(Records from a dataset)
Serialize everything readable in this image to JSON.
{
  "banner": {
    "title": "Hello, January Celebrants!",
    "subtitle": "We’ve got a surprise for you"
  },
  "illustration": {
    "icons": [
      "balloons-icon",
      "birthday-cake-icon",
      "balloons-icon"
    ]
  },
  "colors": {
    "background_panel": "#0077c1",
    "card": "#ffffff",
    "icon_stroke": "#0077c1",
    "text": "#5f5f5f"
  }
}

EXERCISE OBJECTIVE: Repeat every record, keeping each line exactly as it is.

REPLY TO THE EXERCISE:
Serialize everything readable in this image to JSON.
{
  "banner": {
    "title": "Hello, January Celebrants!",
    "subtitle": "We’ve got a surprise for you"
  },
  "illustration": {
    "icons": [
      "balloons-icon",
      "birthday-cake-icon",
      "balloons-icon"
    ]
  },
  "colors": {
    "background_panel": "#0077c1",
    "card": "#ffffff",
    "icon_stroke": "#0077c1",
    "text": "#5f5f5f"
  }
}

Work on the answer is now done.